Later revelations of abuse by US soldiers at the Abu Ghraib prison and elsewhere were symptomatic of the breadth of the problem, Massey said.

"Overall, we have to look at the (Bush) administration in terms of responsibility for the atrocities and the murder at the checkpoints," he said, questioning "the level of brutality instilled in the Marines."

The briefings they received, he said, made US troops view "everyone as a potential terrorist -- they put fear and panic into my Marines."

Although the target of criticism from serving members of the US military -- some of whom see the book as score-settling by a disgruntled Marine forced to leave the services -- Massey has received significant interest in his book in France.

His next few days, he said, are to be spent being interviewed by media outlets.

His publisher said that, while an English language version of the book was still pending, a Spanish edition would be coming out early next year.

 

OPEC agrees deal to cut oil output

US Congress overrides Obama's veto of Saudi 9/11 bill

UN Libya envoy warns against ‘political impasse’

Amnesty accuses Sudan of using chemical arms against Darfur civilians

Saudi petition seeks 'full' rights for women

King Abdullah visits home of murdered writer

UN warns 'hundreds' in Aleppo need medical evacuation

Palestinian president to attend Peres funeral

Bahrain says 9/11 bill will harm US

9/11 bill puts US, Saudi cooperation in question

UN envoy says Syria talks 'very difficult with bombs falling'

Erdogan says Moody's was 'bought' after downgrade

Erdogan: Turkey may need state of emergency for more than a year

Iraqi activist wins Norway rights prize

Kidnapped German woman, baby freed in Syria

Turkey stops Kurdish TV broadcasts

A year of bombing in Syria triggers limited interest in Russia

Obama defends refusal to use military force to end Syria civil war

Palestinians react to death of Peres

Poverty takes toll in rebel-held Yemen fishing village

Kerry threatens to end negotiations with Russia on Syria

Kuwaiti court scraps petrol price hike

Iraq requests more US troops to take on IS in Mosul

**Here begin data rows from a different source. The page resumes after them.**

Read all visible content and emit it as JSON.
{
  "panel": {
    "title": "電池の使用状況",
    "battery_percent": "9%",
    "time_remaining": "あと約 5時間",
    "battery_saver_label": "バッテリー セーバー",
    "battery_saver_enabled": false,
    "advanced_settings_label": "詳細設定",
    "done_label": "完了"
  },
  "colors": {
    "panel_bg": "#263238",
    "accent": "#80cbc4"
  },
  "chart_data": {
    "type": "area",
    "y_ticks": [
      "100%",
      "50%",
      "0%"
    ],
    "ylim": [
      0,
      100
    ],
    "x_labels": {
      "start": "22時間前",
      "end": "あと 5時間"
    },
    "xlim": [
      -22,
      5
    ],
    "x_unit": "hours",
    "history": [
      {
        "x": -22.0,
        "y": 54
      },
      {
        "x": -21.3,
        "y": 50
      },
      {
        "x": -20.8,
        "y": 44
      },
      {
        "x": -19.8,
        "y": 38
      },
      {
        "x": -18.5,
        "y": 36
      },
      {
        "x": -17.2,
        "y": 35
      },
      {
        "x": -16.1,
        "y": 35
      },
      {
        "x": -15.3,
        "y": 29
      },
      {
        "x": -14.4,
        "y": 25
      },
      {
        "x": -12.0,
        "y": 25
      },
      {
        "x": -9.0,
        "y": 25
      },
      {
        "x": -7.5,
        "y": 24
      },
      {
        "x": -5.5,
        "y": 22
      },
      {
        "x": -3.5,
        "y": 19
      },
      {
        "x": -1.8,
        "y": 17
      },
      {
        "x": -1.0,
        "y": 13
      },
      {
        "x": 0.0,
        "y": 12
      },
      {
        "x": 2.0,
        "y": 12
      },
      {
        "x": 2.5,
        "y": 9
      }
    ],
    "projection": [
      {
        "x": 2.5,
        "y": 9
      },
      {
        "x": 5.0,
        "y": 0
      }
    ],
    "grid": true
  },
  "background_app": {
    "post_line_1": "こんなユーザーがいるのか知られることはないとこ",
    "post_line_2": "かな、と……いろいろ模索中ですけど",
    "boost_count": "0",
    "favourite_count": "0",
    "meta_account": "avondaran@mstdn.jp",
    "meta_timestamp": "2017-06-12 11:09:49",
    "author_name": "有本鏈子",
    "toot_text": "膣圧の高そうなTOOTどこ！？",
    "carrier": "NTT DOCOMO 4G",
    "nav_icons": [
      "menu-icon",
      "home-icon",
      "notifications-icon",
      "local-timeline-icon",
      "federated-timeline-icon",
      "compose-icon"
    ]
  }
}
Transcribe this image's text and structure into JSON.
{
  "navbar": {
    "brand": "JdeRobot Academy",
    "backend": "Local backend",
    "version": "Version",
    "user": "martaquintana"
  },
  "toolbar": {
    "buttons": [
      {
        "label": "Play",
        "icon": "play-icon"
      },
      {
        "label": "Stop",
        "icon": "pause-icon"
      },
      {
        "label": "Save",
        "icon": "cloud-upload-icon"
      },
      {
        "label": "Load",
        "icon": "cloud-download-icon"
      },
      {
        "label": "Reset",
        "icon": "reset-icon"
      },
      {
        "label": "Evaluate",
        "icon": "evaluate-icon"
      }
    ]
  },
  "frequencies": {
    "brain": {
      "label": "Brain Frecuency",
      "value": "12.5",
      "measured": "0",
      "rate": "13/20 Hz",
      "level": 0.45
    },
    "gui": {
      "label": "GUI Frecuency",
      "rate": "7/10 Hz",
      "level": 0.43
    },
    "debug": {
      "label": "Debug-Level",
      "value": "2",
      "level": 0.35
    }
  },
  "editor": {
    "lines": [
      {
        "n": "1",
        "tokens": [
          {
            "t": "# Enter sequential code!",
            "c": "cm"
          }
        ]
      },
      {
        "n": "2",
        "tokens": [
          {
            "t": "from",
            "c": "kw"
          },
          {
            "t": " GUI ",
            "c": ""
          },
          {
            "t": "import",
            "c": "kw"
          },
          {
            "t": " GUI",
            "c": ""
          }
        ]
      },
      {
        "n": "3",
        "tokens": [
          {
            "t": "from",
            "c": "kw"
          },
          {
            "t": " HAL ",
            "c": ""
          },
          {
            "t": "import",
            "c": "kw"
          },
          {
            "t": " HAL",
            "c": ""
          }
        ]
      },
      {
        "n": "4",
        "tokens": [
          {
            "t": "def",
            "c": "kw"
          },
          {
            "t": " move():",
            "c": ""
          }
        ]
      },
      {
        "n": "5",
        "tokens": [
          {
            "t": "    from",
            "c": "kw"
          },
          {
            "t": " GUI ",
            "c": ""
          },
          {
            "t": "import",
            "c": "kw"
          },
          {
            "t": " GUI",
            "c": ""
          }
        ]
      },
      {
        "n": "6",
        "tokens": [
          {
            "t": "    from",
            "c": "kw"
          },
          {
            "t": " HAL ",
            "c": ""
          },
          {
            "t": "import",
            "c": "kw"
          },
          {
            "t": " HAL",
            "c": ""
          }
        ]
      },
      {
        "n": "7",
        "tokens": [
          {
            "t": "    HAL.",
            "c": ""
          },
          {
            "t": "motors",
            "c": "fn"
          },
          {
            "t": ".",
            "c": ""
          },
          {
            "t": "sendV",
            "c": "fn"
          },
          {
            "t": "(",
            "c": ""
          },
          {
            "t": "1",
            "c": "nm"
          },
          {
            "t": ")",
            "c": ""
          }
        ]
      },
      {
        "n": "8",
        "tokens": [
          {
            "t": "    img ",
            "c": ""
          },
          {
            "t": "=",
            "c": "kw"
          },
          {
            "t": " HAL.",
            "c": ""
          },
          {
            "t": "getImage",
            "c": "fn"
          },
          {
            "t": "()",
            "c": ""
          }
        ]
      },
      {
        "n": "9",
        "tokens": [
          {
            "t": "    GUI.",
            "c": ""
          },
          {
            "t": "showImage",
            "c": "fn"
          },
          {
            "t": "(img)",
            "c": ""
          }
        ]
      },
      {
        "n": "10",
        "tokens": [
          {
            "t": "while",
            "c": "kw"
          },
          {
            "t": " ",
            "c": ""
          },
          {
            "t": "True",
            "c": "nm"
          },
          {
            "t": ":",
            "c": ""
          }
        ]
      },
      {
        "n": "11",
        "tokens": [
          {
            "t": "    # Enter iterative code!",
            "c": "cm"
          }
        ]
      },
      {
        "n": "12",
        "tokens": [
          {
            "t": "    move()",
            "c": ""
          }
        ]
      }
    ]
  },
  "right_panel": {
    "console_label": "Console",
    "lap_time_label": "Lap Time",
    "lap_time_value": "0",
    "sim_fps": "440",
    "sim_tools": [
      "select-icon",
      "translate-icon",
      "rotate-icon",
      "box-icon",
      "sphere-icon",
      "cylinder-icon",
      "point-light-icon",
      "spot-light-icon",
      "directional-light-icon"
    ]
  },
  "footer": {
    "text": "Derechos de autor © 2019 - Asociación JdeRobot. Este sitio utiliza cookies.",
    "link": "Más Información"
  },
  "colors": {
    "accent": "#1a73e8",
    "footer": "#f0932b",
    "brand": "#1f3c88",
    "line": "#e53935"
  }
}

Airstrikes hit hospitals in rebel-held Aleppo

Iran nuclear chief says not worried about Trump

Iranian, Italian ships hold manoeuvres in Strait of Hormuz

Gunmen kill three Egypt policemen, civilian in Sinai

Turkey says 32,000 coup suspects awaiting trial

Paris to host international meeting on Libya

Etihad plane in emergency landing in Abu Dhabi

Struggling Saudi Oger lays off 1,300 staff

Israel ex-PM to serve 27 months for graft

Syrian kids return to school in Manbij

World Bank releases $300 million for Syrian refugees in Jordan

Iranian FM in Ankara for Syria talks

Syrian army retakes rebel-held Aleppo district

Israeli ex-president Peres dies

Oil prices post marginal gains

Russia tries to strongarm US with Aleppo assault

Jordan vows crackdown on online incitement

Assad, Russia press intense Aleppo assault

Iran's Ahmadinejad says will not run for president

Boris Johnson dismisses Erdogan goat poem as 'trivia'

Turkey dismisses 87 spy agency staff over failed coup

Egypt recovers sunken boat, more bodies